Susan Hiller: Resounding
Susan Hiller’s exploration of anthropology and psychoanalysis sees her collecting, cataloguing, restaging and reforming cultural artefacts. Her work provides a fascinating insight into the mind and memory, says Christiana Spens
1 August – 26 September 2014
Exploring ideas of memory and repression through artistic processes and anthropology, Susan Hiller’s latest exhibition, Resounding, at Summerhall for the Edinburgh Arts Festival brings together familiar themes that continue to be relevant in their questioning of the mind’s construction of reality and past. By her use of traditional methods of archiving and collecting, Hiller builds further on this body of work, constructing a world of ideas and findings that becomes more substantial and fascinating with each layer of new research and its visual expression.
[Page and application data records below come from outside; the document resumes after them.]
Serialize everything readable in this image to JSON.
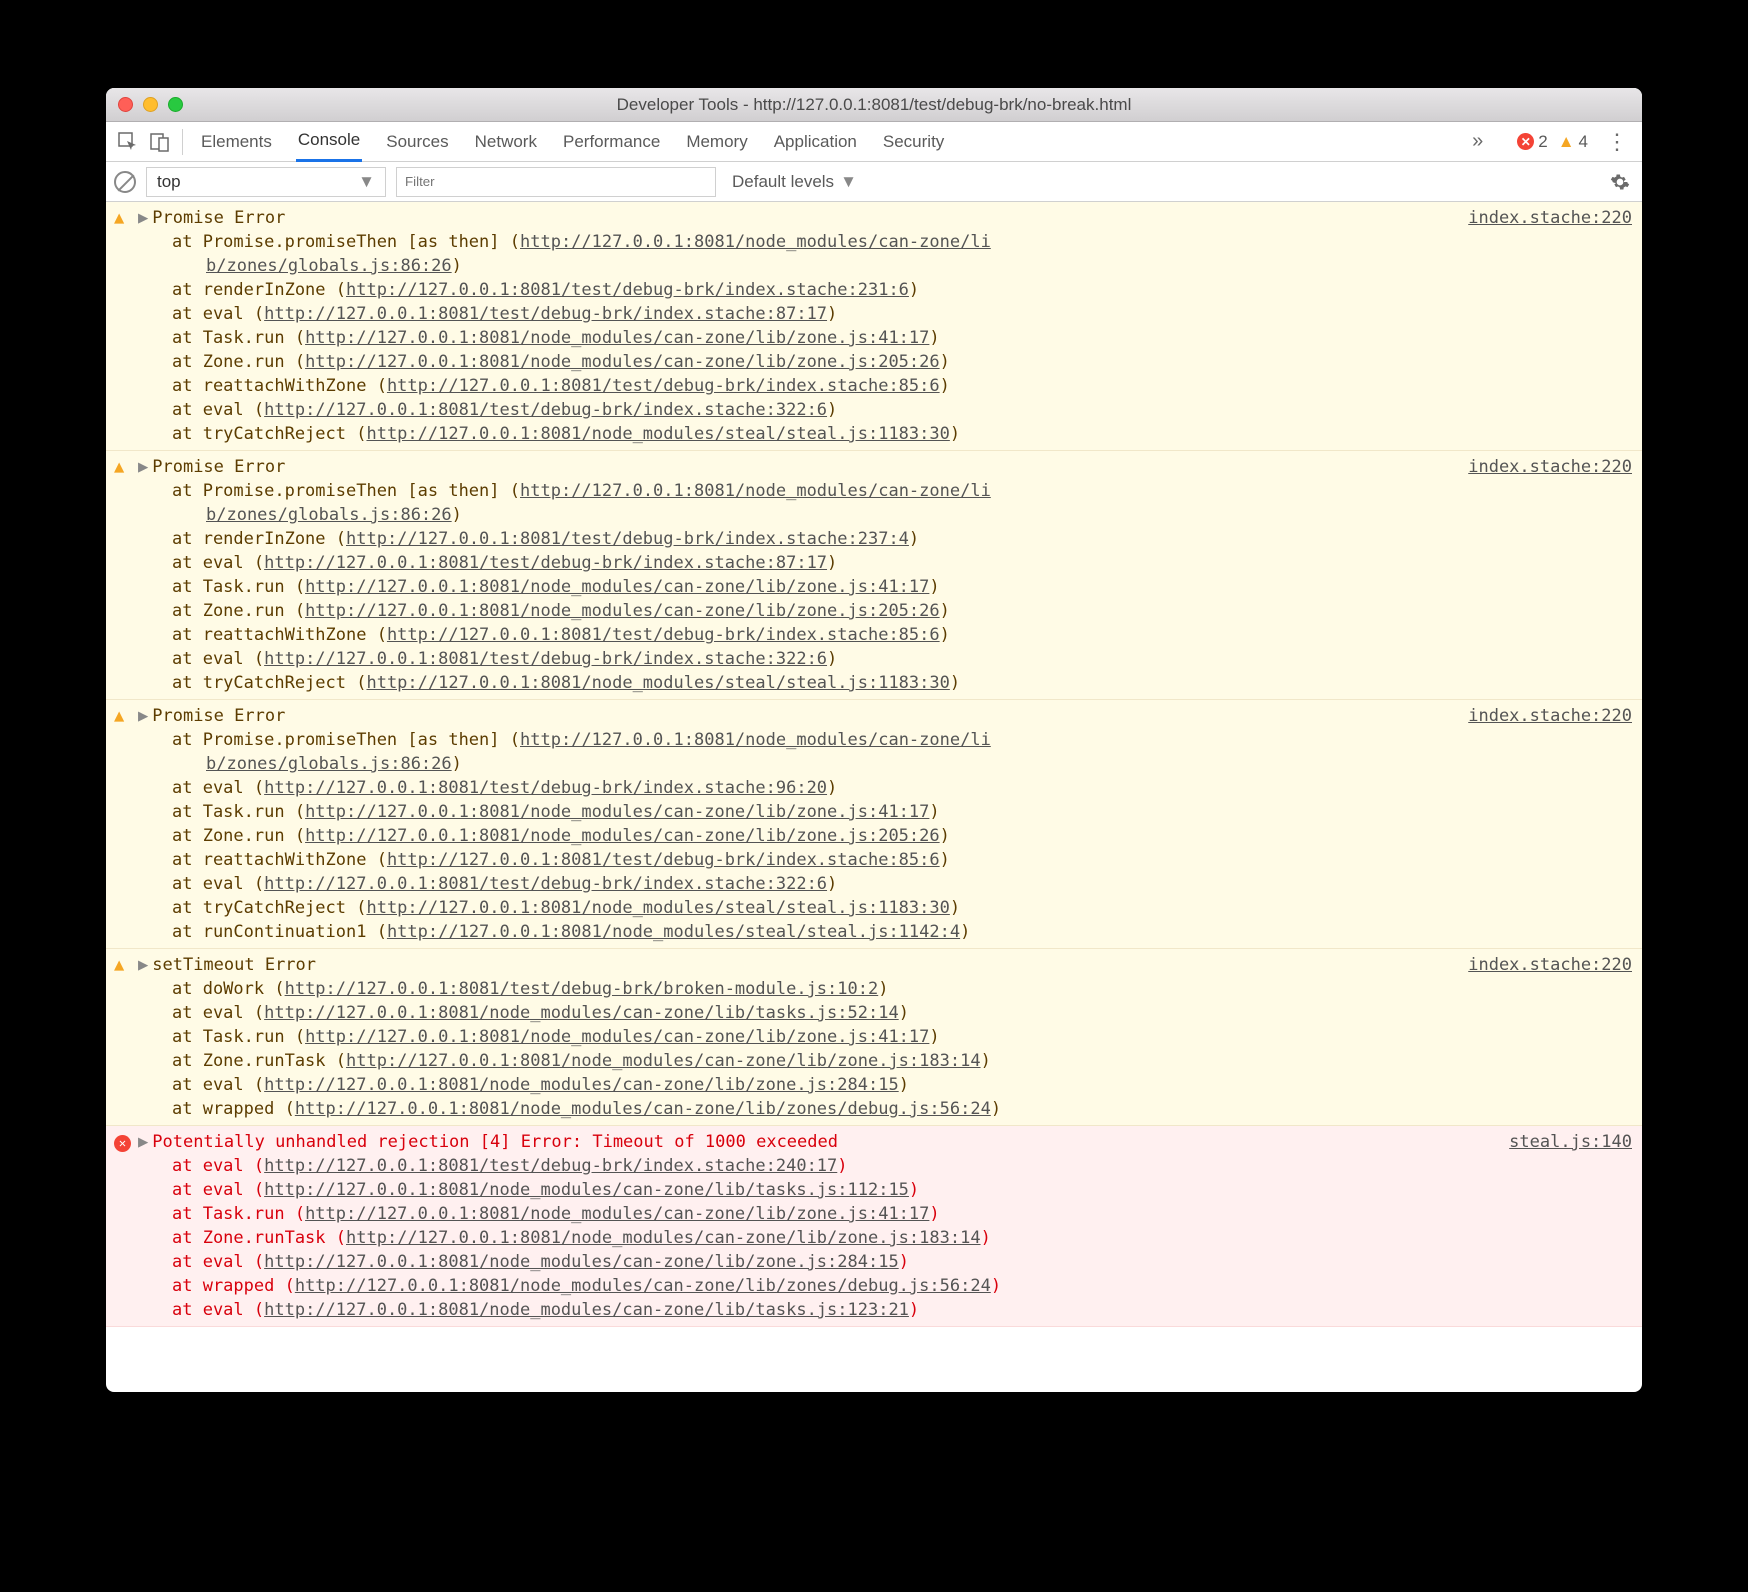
{
  "window": {
    "title": "Developer Tools - http://127.0.0.1:8081/test/debug-brk/no-break.html"
  },
  "tabs": {
    "items": [
      "Elements",
      "Console",
      "Sources",
      "Network",
      "Performance",
      "Memory",
      "Application",
      "Security"
    ],
    "activeIndex": 1,
    "overflow": "»"
  },
  "badges": {
    "errorCount": "2",
    "warnCount": "4"
  },
  "filterbar": {
    "context": "top",
    "filterPlaceholder": "Filter",
    "levels": "Default levels"
  },
  "entries": [
    {
      "type": "warn",
      "title": "Promise Error",
      "source": "index.stache:220",
      "stack": [
        {
          "pre": "    at Promise.promiseThen [as then] (",
          "url": "http://127.0.0.1:8081/node_modules/can-zone/lib/zones/globals.js:86:26",
          "post": ")",
          "wrap": true
        },
        {
          "pre": "    at renderInZone (",
          "url": "http://127.0.0.1:8081/test/debug-brk/index.stache:231:6",
          "post": ")"
        },
        {
          "pre": "    at eval (",
          "url": "http://127.0.0.1:8081/test/debug-brk/index.stache:87:17",
          "post": ")"
        },
        {
          "pre": "    at Task.run (",
          "url": "http://127.0.0.1:8081/node_modules/can-zone/lib/zone.js:41:17",
          "post": ")"
        },
        {
          "pre": "    at Zone.run (",
          "url": "http://127.0.0.1:8081/node_modules/can-zone/lib/zone.js:205:26",
          "post": ")"
        },
        {
          "pre": "    at reattachWithZone (",
          "url": "http://127.0.0.1:8081/test/debug-brk/index.stache:85:6",
          "post": ")"
        },
        {
          "pre": "    at eval (",
          "url": "http://127.0.0.1:8081/test/debug-brk/index.stache:322:6",
          "post": ")"
        },
        {
          "pre": "    at tryCatchReject (",
          "url": "http://127.0.0.1:8081/node_modules/steal/steal.js:1183:30",
          "post": ")"
        }
      ]
    },
    {
      "type": "warn",
      "title": "Promise Error",
      "source": "index.stache:220",
      "stack": [
        {
          "pre": "    at Promise.promiseThen [as then] (",
          "url": "http://127.0.0.1:8081/node_modules/can-zone/lib/zones/globals.js:86:26",
          "post": ")",
          "wrap": true
        },
        {
          "pre": "    at renderInZone (",
          "url": "http://127.0.0.1:8081/test/debug-brk/index.stache:237:4",
          "post": ")"
        },
        {
          "pre": "    at eval (",
          "url": "http://127.0.0.1:8081/test/debug-brk/index.stache:87:17",
          "post": ")"
        },
        {
          "pre": "    at Task.run (",
          "url": "http://127.0.0.1:8081/node_modules/can-zone/lib/zone.js:41:17",
          "post": ")"
        },
        {
          "pre": "    at Zone.run (",
          "url": "http://127.0.0.1:8081/node_modules/can-zone/lib/zone.js:205:26",
          "post": ")"
        },
        {
          "pre": "    at reattachWithZone (",
          "url": "http://127.0.0.1:8081/test/debug-brk/index.stache:85:6",
          "post": ")"
        },
        {
          "pre": "    at eval (",
          "url": "http://127.0.0.1:8081/test/debug-brk/index.stache:322:6",
          "post": ")"
        },
        {
          "pre": "    at tryCatchReject (",
          "url": "http://127.0.0.1:8081/node_modules/steal/steal.js:1183:30",
          "post": ")"
        }
      ]
    },
    {
      "type": "warn",
      "title": "Promise Error",
      "source": "index.stache:220",
      "stack": [
        {
          "pre": "    at Promise.promiseThen [as then] (",
          "url": "http://127.0.0.1:8081/node_modules/can-zone/lib/zones/globals.js:86:26",
          "post": ")",
          "wrap": true
        },
        {
          "pre": "    at eval (",
          "url": "http://127.0.0.1:8081/test/debug-brk/index.stache:96:20",
          "post": ")"
        },
        {
          "pre": "    at Task.run (",
          "url": "http://127.0.0.1:8081/node_modules/can-zone/lib/zone.js:41:17",
          "post": ")"
        },
        {
          "pre": "    at Zone.run (",
          "url": "http://127.0.0.1:8081/node_modules/can-zone/lib/zone.js:205:26",
          "post": ")"
        },
        {
          "pre": "    at reattachWithZone (",
          "url": "http://127.0.0.1:8081/test/debug-brk/index.stache:85:6",
          "post": ")"
        },
        {
          "pre": "    at eval (",
          "url": "http://127.0.0.1:8081/test/debug-brk/index.stache:322:6",
          "post": ")"
        },
        {
          "pre": "    at tryCatchReject (",
          "url": "http://127.0.0.1:8081/node_modules/steal/steal.js:1183:30",
          "post": ")"
        },
        {
          "pre": "    at runContinuation1 (",
          "url": "http://127.0.0.1:8081/node_modules/steal/steal.js:1142:4",
          "post": ")"
        }
      ]
    },
    {
      "type": "warn",
      "title": "setTimeout Error",
      "source": "index.stache:220",
      "stack": [
        {
          "pre": "    at doWork (",
          "url": "http://127.0.0.1:8081/test/debug-brk/broken-module.js:10:2",
          "post": ")"
        },
        {
          "pre": "    at eval (",
          "url": "http://127.0.0.1:8081/node_modules/can-zone/lib/tasks.js:52:14",
          "post": ")"
        },
        {
          "pre": "    at Task.run (",
          "url": "http://127.0.0.1:8081/node_modules/can-zone/lib/zone.js:41:17",
          "post": ")"
        },
        {
          "pre": "    at Zone.runTask (",
          "url": "http://127.0.0.1:8081/node_modules/can-zone/lib/zone.js:183:14",
          "post": ")"
        },
        {
          "pre": "    at eval (",
          "url": "http://127.0.0.1:8081/node_modules/can-zone/lib/zone.js:284:15",
          "post": ")"
        },
        {
          "pre": "    at wrapped (",
          "url": "http://127.0.0.1:8081/node_modules/can-zone/lib/zones/debug.js:56:24",
          "post": ")"
        }
      ]
    },
    {
      "type": "err",
      "title": "Potentially unhandled rejection [4] Error: Timeout of 1000 exceeded",
      "source": "steal.js:140",
      "stack": [
        {
          "pre": "    at eval (",
          "url": "http://127.0.0.1:8081/test/debug-brk/index.stache:240:17",
          "post": ")"
        },
        {
          "pre": "    at eval (",
          "url": "http://127.0.0.1:8081/node_modules/can-zone/lib/tasks.js:112:15",
          "post": ")"
        },
        {
          "pre": "    at Task.run (",
          "url": "http://127.0.0.1:8081/node_modules/can-zone/lib/zone.js:41:17",
          "post": ")"
        },
        {
          "pre": "    at Zone.runTask (",
          "url": "http://127.0.0.1:8081/node_modules/can-zone/lib/zone.js:183:14",
          "post": ")"
        },
        {
          "pre": "    at eval (",
          "url": "http://127.0.0.1:8081/node_modules/can-zone/lib/zone.js:284:15",
          "post": ")"
        },
        {
          "pre": "    at wrapped (",
          "url": "http://127.0.0.1:8081/node_modules/can-zone/lib/zones/debug.js:56:24",
          "post": ")"
        },
        {
          "pre": "    at eval (",
          "url": "http://127.0.0.1:8081/node_modules/can-zone/lib/tasks.js:123:21",
          "post": ")"
        }
      ]
    }
  ]
}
The Summerhall exhibition, although only four small rooms, represents her work in a way that is concise and up to date.
Over these four rooms, a combination of large prints, installations of found objects and a large video installation provides a fascinating insight into Hiller’s ideas about the past, her dialogues with other artists and thinkers, and her use of collected objects. She is concerned with how individuals, and society at large, process cultural and personal memory, constructing a past therein. Influenced by anthropology, and especially psychoanalysis, Hiller creates works that expand and contribute to the current dialogues of these disciplines.
Although originally from Florida, Hiller has been based in London since the 1970s, exhibiting across the UK as well as internationally, with solo shows at Matt’s Gallery, London (2013), Tate Britain (2011) and the Baltic Centre for Contemporary Art, Gateshead (2004), as well as group shows at the Museum of Modern Art’s PS1 in New York (2011) and the Moscow Biennale (2011). The Summerhall exhibition is yet another acknowledgment of Hiller as a powerful force and influence on contemporary thought and art.
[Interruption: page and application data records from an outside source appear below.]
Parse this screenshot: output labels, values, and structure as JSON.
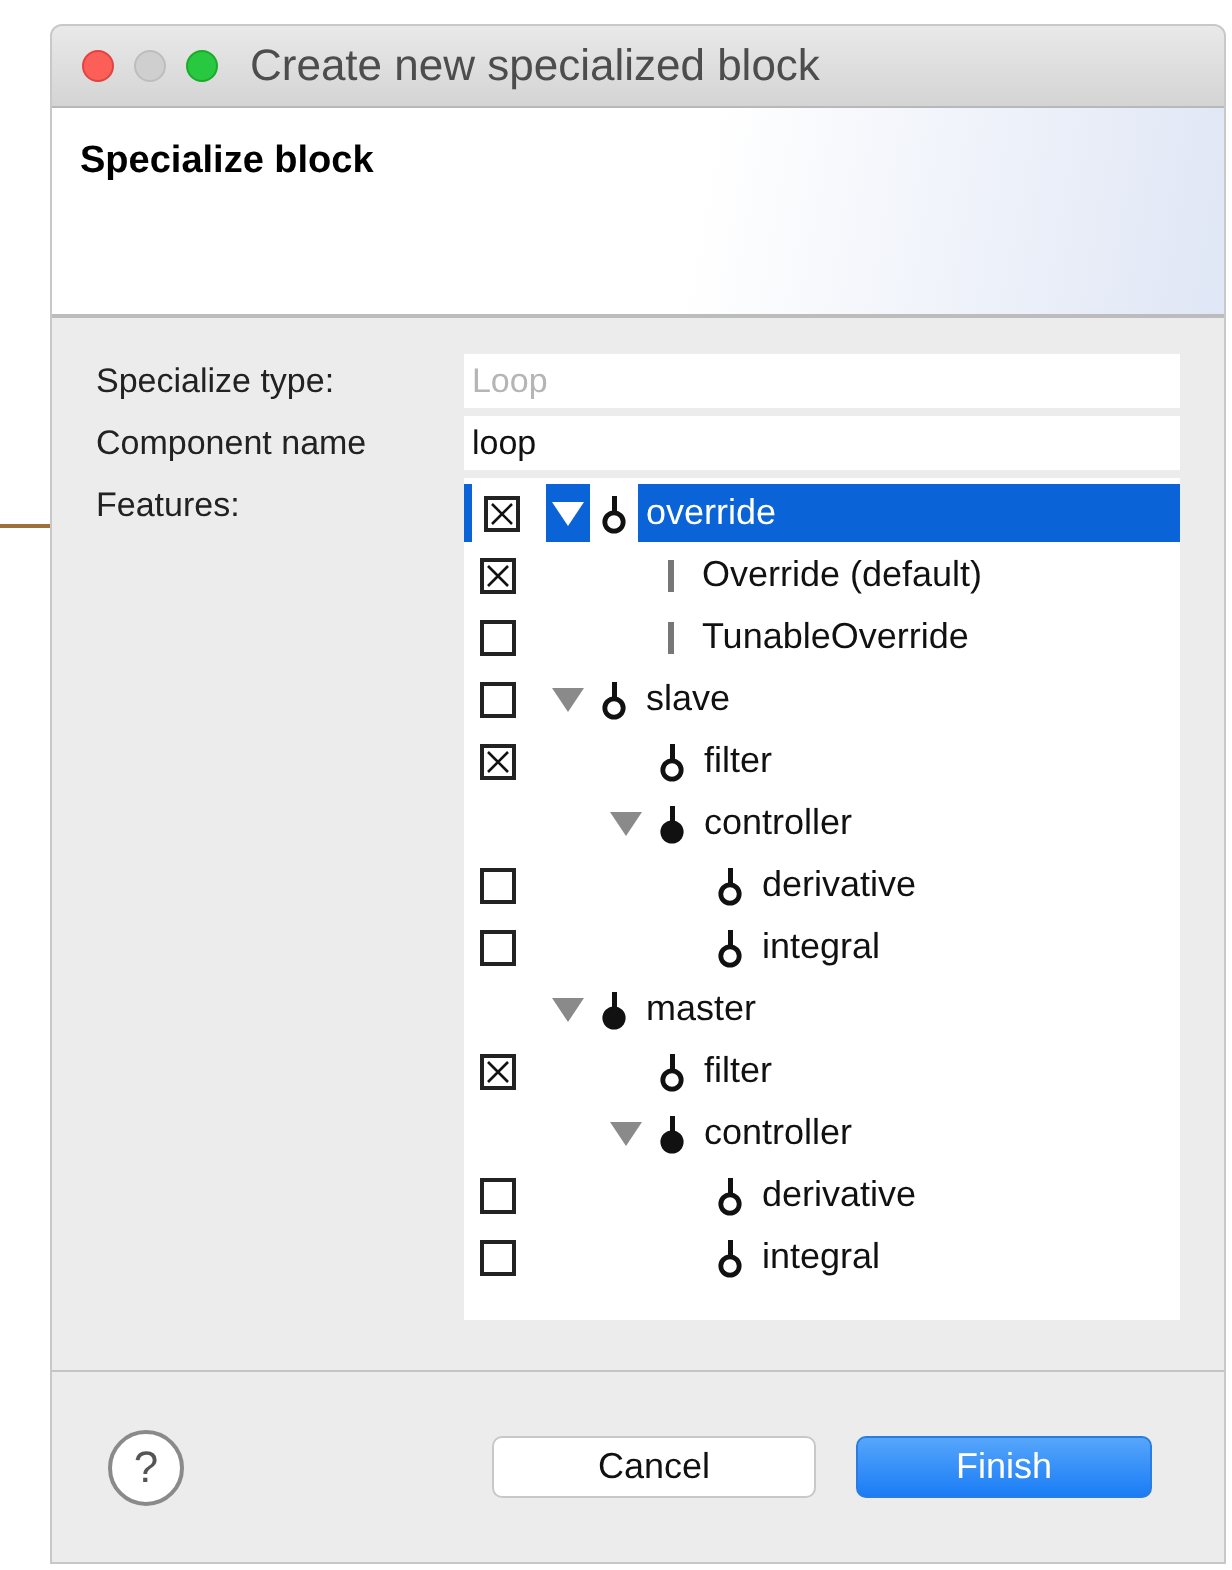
{
  "window": {
    "title": "Create new specialized block"
  },
  "header": {
    "title": "Specialize block"
  },
  "form": {
    "specialize_type": {
      "label": "Specialize type:",
      "placeholder": "Loop"
    },
    "component_name": {
      "label": "Component name",
      "value": "loop"
    },
    "features_label": "Features:"
  },
  "features": [
    {
      "label": "override",
      "kind": "open",
      "checked": true,
      "expanded": true,
      "selected": true,
      "children": [
        {
          "label": "Override (default)",
          "kind": "bar",
          "checked": true,
          "selected": false
        },
        {
          "label": "TunableOverride",
          "kind": "bar",
          "checked": false,
          "selected": false
        }
      ]
    },
    {
      "label": "slave",
      "kind": "open",
      "checked": false,
      "expanded": true,
      "selected": false,
      "children": [
        {
          "label": "filter",
          "kind": "open",
          "checked": true,
          "selected": false
        },
        {
          "label": "controller",
          "kind": "filled",
          "expanded": true,
          "selected": false,
          "children": [
            {
              "label": "derivative",
              "kind": "open",
              "checked": false,
              "selected": false
            },
            {
              "label": "integral",
              "kind": "open",
              "checked": false,
              "selected": false
            }
          ]
        }
      ]
    },
    {
      "label": "master",
      "kind": "filled",
      "expanded": true,
      "selected": false,
      "children": [
        {
          "label": "filter",
          "kind": "open",
          "checked": true,
          "selected": false
        },
        {
          "label": "controller",
          "kind": "filled",
          "expanded": true,
          "selected": false,
          "children": [
            {
              "label": "derivative",
              "kind": "open",
              "checked": false,
              "selected": false
            },
            {
              "label": "integral",
              "kind": "open",
              "checked": false,
              "selected": false
            }
          ]
        }
      ]
    }
  ],
  "buttons": {
    "help": "?",
    "cancel": "Cancel",
    "finish": "Finish"
  }
}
Resounding is being held in the maze of sprawling buildings that make up Summerhall, the recently developed site that previously housed Edinburgh University’s veterinary school. The clinical corridors, occasional examples of taxidermy, and the dusty old laboratories give an eerily scientific, experimental atmosphere to Hiller’s show, which seems, whether by accident or design, to complement the works’ preoccupations.
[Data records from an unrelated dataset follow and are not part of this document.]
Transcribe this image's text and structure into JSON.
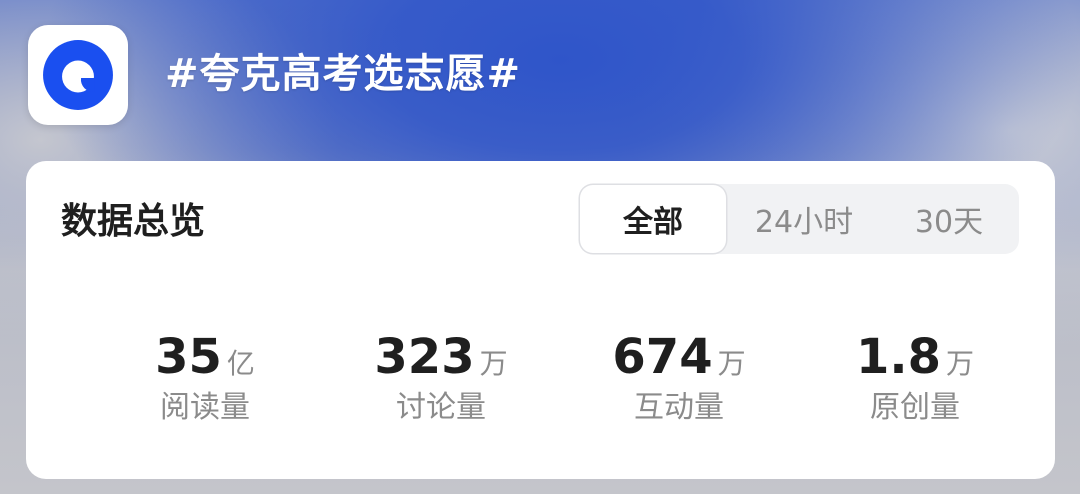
{
  "header": {
    "app_icon": "quark-logo-icon",
    "topic_title": "#夸克高考选志愿#"
  },
  "overview": {
    "title": "数据总览",
    "tabs": [
      {
        "label": "全部",
        "selected": true
      },
      {
        "label": "24小时",
        "selected": false
      },
      {
        "label": "30天",
        "selected": false
      }
    ],
    "stats": [
      {
        "value": "35",
        "unit": "亿",
        "label": "阅读量"
      },
      {
        "value": "323",
        "unit": "万",
        "label": "讨论量"
      },
      {
        "value": "674",
        "unit": "万",
        "label": "互动量"
      },
      {
        "value": "1.8",
        "unit": "万",
        "label": "原创量"
      }
    ]
  },
  "colors": {
    "brand_blue": "#1a4ff0",
    "banner_blue": "#2f55c9",
    "card_bg": "#ffffff",
    "text_primary": "#1f1f1f",
    "text_secondary": "#8b8b8b"
  }
}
In Emergency Case: Homage to Joseph Beuys (2012), for example, Hiller has strange collections of old medicine jars and bottles that would not be out of place in the original veterinary school (indeed, a stroll around some of the old rooms, which have not yet been renovated, would turn up similar items). The labels on the jars, however, would be harder to find elsewhere, given that the bottles contain first-aid supplies and holy water that Hiller has collected from around the world. The labels read, for instance: “Tel Basta Well of the Child Jesus, Zagazig, Egypt”; “St Oswald Holy Well, Thornton-in-Craven, Yorkshire”; “Spring of the Oracle of Dodona, Greece”. In the same room is Joseph Beuys (with Anatol Herzfeld, Joachim Duchwitz, Ulrich Meister and Johannes Stüttgen) The work, which comprises a 71cm metal film canister with a brown cross and label on it, and contains a reel of Super 8 film and a reel of magnetic sound tape, is presented on a plain block.
These collections are brought together and chosen through Hiller’s anthropologically inspired process of collecting and cataloguing, and her restaging and transforming of cultural artefacts – a process which aims to explore how the mind works – both consciously and subconsciously, to understand (or construct) the reality of past and present. By apparently excavating repressed ideas and memories, as a psychoanalyst might encourage, Hiller makes prominent the ideas and experiences ignored by mainstream society and conventions.
Four of the 50 prints from the series Homage to Marcel Duchamp: Auras (2008) are displayed: Dark-Haired Woman, Grey-Haired Man, Purple Man and Man with Moustache. These large prints seem out of focus and blurry, in a way that is quite hypnotising and at times disconcerting. There is a sense that the more attention you give to them and the closer you are to the prints, the more you become lost in the images.
In the next room is Lucidity and Intuition: Homage to Gertrude Stein (2011), a semi-circular Art Deco writing desk that contains stacked copies of about 70 books on automatism and related issues, including Andy Couturier’s Writing Open the Mind, Peter McKellar’s Mindsplit, Fredric Schiffer’s Of Two Minds and Simultaneous and Successive Cognitive Processesby JP Das, John Kirby and Ronald Jarman. On top of the desk is a dossier by the artist.
These “homages” to historical influences in art and thought acknowledge the way in which cultural memory plays a significant part in Hiller’s own art practice, as well as bookmarking (perhaps literally in Homage to Gertrude Stein) figures who have shaped modern ideas and her own approach to art.
In the large video installation, Resounding (Infrared) (2013), from which the exhibition takes its name, Hiller presents a 30-minute film that is projected on to the entire back wall of the darkened room. The film shows moving visual patterns in vibrant, entrancing colours – dark fluorescent pinks, blues and purples – overlaid with stirring lines that recall a heart monitor, and which have been translated from radio waves emitted by the Big Bang. By playing sound frequencies alongside these visuals, as well as eerie recordings of disembodied voices talking about their experiences with extraterrestrial phenomena, Hiller’s installation conjures a hypnotising world of magic and possibility that is difficult to leave or forget. By sitting down to watch and listen, the audience taps into a mental experience that facilitates meditation on the extraordinary and the uncanny.
This work continues a long-standing interest in creating an orchestration of the human voice in 3D space, seeming to exploit the audience’s presence in the exhibition space to activate the work. It also considers ideas of speaking and recording history and the human need to be heard and acknowledged – which is an idea central to all of Hiller’s work. The parallel exploration in these works of dream-like states – whether personal or relating to the history of human and earthly existence – make the experience of her work a difficult one, requiring meditation and leaps of imagination, but a rewarding one if the effort is made to think on her wavelength.